▶ TASK ITEM
Count how many lines in the entries below hold "monitor". Only the number belongs in the answer.

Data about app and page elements

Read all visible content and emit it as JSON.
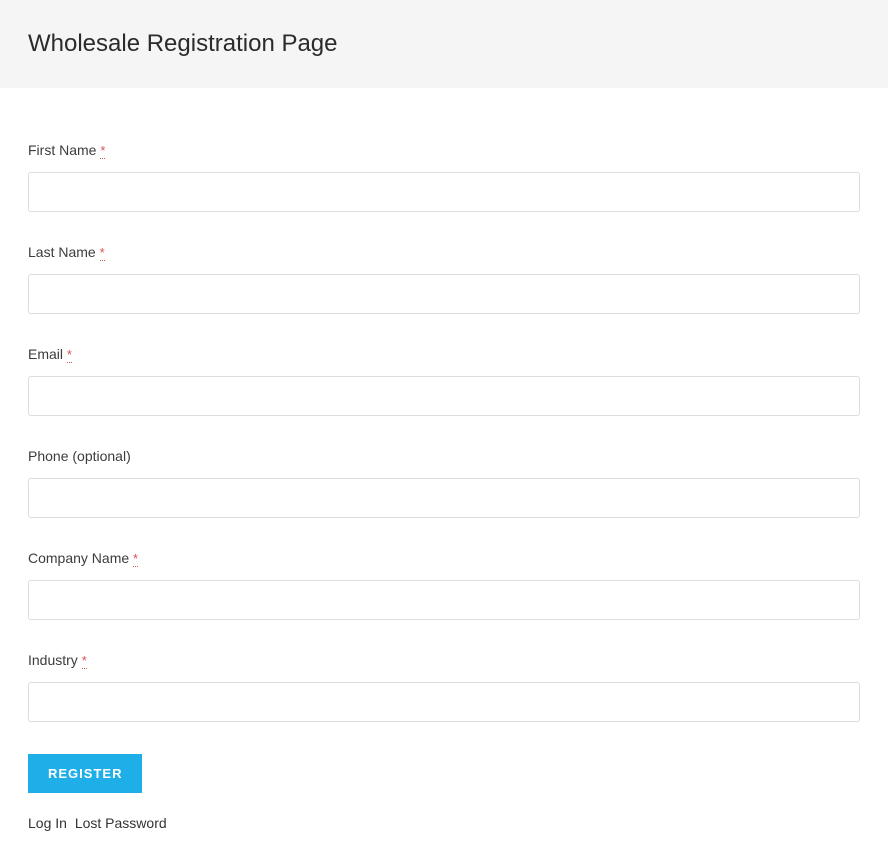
{
  "header": {
    "title": "Wholesale Registration Page"
  },
  "form": {
    "required_mark": "*",
    "fields": {
      "first_name": {
        "label": "First Name"
      },
      "last_name": {
        "label": "Last Name"
      },
      "email": {
        "label": "Email"
      },
      "phone": {
        "label": "Phone (optional)"
      },
      "company": {
        "label": "Company Name"
      },
      "industry": {
        "label": "Industry"
      }
    },
    "submit_label": "REGISTER"
  },
  "links": {
    "login": "Log In",
    "lost_password": "Lost Password"
  }
}
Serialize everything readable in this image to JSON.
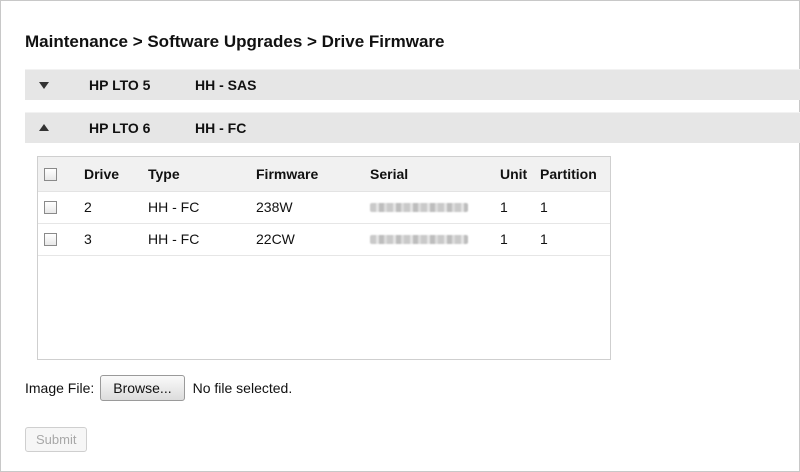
{
  "breadcrumb": "Maintenance > Software Upgrades > Drive Firmware",
  "groups": [
    {
      "name": "HP LTO 5",
      "type": "HH - SAS",
      "expanded": false
    },
    {
      "name": "HP LTO 6",
      "type": "HH - FC",
      "expanded": true
    }
  ],
  "table": {
    "columns": [
      "Drive",
      "Type",
      "Firmware",
      "Serial",
      "Unit",
      "Partition"
    ],
    "rows": [
      {
        "drive": "2",
        "type": "HH - FC",
        "firmware": "238W",
        "serial_obscured": true,
        "unit": "1",
        "partition": "1"
      },
      {
        "drive": "3",
        "type": "HH - FC",
        "firmware": "22CW",
        "serial_obscured": true,
        "unit": "1",
        "partition": "1"
      }
    ]
  },
  "upload": {
    "label": "Image File:",
    "browse_label": "Browse...",
    "status": "No file selected.",
    "submit_label": "Submit",
    "submit_enabled": false
  }
}
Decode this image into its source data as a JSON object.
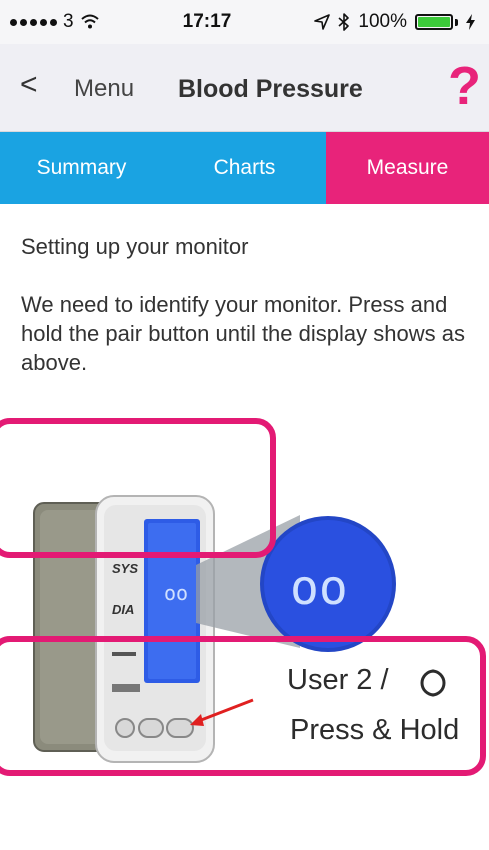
{
  "status_bar": {
    "carrier": "3",
    "time": "17:17",
    "battery": "100%",
    "icons": [
      "signal-dots-icon",
      "wifi-icon",
      "location-icon",
      "bluetooth-icon",
      "battery-icon",
      "charging-icon"
    ]
  },
  "nav": {
    "back_chevron": "<",
    "back_label": "Menu",
    "title": "Blood Pressure",
    "help": "?"
  },
  "tabs": [
    {
      "label": "Summary",
      "active": false
    },
    {
      "label": "Charts",
      "active": false
    },
    {
      "label": "Measure",
      "active": true
    }
  ],
  "content": {
    "title": "Setting up your monitor",
    "instructions": "We need to identify your monitor.  Press and hold the pair button until the display shows as above."
  },
  "illustration": {
    "display_labels": [
      "SYS",
      "DIA"
    ],
    "callout_user": "User 2 /",
    "callout_press": "Press & Hold"
  },
  "colors": {
    "accent_pink": "#e8237a",
    "tab_blue": "#1aa3e2",
    "lcd_blue": "#2e5ce6"
  }
}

▶ SOLUTION
2